Lately I find myself on a mission for mass simplification. Possibly over simplification, but I’m not sure it matters.
It’s one of the things I care most about at the moment – how can we simplify what we are asking people to do so that there is nothing else they can do but start doing it, instead of following their natural inclination to make a list, hire a consultant, write a white paper, do anything but doing the thing.
It requires that I stop saying (or even thinking) one of the things I have probably said most in my entire working life – ‘it depends’. That’s hard, but I think it’s the right thing to do.
It depends is paralysing.
It is a stop sign. It tells people they can’t do anything yet. That it is complicated.
And it presents things as complicated at a time when the person asking the question usually doesn’t have the capability to understand they subtleties you are trying to explain.
Of course, most things are complex and it usually does depend (on context), but knowing what to do in the face of all of that is less important than just doing something now. Ideally something that gets you on the right track to having the ability to ask more nuanced questions, to have a more sophisticated understanding of the thing you’re doing and the context you’re doing it in.
What does this mean? For me, at the moment, this means trying to create a massively simplified message for teams across government about how they should start doing user research.
Lots of different teams, different projects, different audiences – a whole world of it depends.
Forget all of that. What’s something massively simple that all of them can start doing right now.
Here’s an idea.
- Start doing some research in every iteration (we’re all doing agile)
- Start by getting 5 or 6 people in a lab, give them the thing you’re making and a task and watch them use it. Talk to them about what they find difficult. Maybe also ask them about how they use the internet in real life, what kind of interaction they’ve had with government before. Don’t explain your thing.
- Get as many of your team as you can to observe (hence the lab). Aim for 2 hours every 6 weeks for everyone as a minimum.
- Capture what you hear and see on post it notes. Do affinity sorting to analyse research. Write down what you learned (your insights) and what you’re going to do about it. Do those things, come back and do the same in two weeks.
Now lets all start saying this to everyone, every chance we get.
It won’t be the best thing for every project to be doing all the time, but it is way better than doing nothing.
As soon as you start doing this, you will start to learn about different and better things that you can do (if for no other reason than because you’ll need a user researcher to do this and they can tell you. Before you start this, you probably won’t have that person).
Now we just need to do this for all the things…
Related: I watched this video from the ever grumpy but rather clever Russell Davies the other day.
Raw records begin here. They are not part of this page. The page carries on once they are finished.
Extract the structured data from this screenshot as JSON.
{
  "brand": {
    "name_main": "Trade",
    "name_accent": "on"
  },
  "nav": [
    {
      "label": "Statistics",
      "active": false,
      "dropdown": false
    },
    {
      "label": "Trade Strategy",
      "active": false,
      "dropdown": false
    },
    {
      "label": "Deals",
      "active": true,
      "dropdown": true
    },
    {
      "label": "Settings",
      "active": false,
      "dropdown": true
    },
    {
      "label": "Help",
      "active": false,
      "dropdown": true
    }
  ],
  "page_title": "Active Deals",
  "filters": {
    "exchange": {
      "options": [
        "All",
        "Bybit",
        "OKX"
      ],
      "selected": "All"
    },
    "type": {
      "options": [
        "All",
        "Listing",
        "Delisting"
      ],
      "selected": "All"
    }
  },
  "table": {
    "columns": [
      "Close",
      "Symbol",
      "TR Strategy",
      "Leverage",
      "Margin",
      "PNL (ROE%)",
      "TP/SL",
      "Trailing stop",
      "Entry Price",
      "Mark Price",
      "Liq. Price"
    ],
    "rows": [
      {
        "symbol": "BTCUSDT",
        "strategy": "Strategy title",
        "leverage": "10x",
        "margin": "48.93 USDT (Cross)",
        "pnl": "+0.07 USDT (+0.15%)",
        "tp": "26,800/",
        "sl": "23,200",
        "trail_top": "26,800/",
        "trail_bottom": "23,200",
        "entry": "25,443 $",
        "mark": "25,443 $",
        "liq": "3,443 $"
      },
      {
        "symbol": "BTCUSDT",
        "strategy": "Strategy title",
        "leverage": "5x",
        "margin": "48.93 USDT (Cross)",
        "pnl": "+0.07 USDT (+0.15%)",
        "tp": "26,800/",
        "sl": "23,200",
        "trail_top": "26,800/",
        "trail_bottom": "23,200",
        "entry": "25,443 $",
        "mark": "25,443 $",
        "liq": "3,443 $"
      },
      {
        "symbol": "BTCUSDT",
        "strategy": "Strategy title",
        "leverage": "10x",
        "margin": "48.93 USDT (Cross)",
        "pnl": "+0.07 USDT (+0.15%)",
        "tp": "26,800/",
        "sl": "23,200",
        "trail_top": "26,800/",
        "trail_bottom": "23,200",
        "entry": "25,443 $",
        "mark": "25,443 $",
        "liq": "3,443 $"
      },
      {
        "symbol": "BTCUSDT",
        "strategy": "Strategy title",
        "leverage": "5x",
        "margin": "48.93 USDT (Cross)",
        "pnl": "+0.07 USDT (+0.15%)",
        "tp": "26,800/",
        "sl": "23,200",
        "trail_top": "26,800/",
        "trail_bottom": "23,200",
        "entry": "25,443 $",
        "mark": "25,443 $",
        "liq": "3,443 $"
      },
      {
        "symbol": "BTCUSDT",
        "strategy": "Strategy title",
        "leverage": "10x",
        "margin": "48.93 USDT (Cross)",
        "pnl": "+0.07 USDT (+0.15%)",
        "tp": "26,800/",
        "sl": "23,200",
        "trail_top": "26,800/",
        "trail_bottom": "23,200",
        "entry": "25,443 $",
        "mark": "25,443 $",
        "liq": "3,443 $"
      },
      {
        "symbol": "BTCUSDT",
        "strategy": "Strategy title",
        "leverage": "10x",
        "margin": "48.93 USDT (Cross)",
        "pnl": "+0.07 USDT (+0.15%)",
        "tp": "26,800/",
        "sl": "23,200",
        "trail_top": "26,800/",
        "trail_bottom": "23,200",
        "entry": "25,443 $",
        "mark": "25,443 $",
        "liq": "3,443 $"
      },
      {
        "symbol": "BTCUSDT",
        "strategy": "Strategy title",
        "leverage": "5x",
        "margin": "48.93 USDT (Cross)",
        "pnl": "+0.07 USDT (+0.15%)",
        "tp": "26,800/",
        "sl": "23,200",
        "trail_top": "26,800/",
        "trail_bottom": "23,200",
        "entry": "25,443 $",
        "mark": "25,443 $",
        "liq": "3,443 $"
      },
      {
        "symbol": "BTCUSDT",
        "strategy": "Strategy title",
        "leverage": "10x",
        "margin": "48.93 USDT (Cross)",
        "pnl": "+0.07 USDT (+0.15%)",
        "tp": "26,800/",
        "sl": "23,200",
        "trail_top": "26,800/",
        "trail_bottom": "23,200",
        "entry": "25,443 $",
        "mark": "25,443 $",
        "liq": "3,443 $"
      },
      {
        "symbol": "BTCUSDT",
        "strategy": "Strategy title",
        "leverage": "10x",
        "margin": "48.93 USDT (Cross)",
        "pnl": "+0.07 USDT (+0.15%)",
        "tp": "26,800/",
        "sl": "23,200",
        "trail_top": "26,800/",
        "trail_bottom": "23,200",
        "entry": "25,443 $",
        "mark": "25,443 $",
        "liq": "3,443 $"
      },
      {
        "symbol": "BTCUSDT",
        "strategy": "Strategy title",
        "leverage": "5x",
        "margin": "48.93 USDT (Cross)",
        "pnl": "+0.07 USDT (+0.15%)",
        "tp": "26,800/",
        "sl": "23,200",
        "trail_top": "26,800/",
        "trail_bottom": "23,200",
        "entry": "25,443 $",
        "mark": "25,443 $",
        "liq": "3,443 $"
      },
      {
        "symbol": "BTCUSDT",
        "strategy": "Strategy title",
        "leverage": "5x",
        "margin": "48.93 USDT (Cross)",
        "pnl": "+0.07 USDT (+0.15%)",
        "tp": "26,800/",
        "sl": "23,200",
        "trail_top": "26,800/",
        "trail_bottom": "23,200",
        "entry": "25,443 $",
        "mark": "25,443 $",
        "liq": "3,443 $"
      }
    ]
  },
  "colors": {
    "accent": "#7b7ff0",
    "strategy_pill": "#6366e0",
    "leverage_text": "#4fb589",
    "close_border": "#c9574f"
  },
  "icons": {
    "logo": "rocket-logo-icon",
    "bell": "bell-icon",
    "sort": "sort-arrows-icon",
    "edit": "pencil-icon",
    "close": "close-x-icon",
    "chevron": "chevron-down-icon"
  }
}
He’s scaring the pants of people who are studying to become Planners in the advertising industry and telling them that the best strategy is not the most creative one but the one that actually gets anyone to actually do something.
There’s an interesting section on the value (or not) of research as well.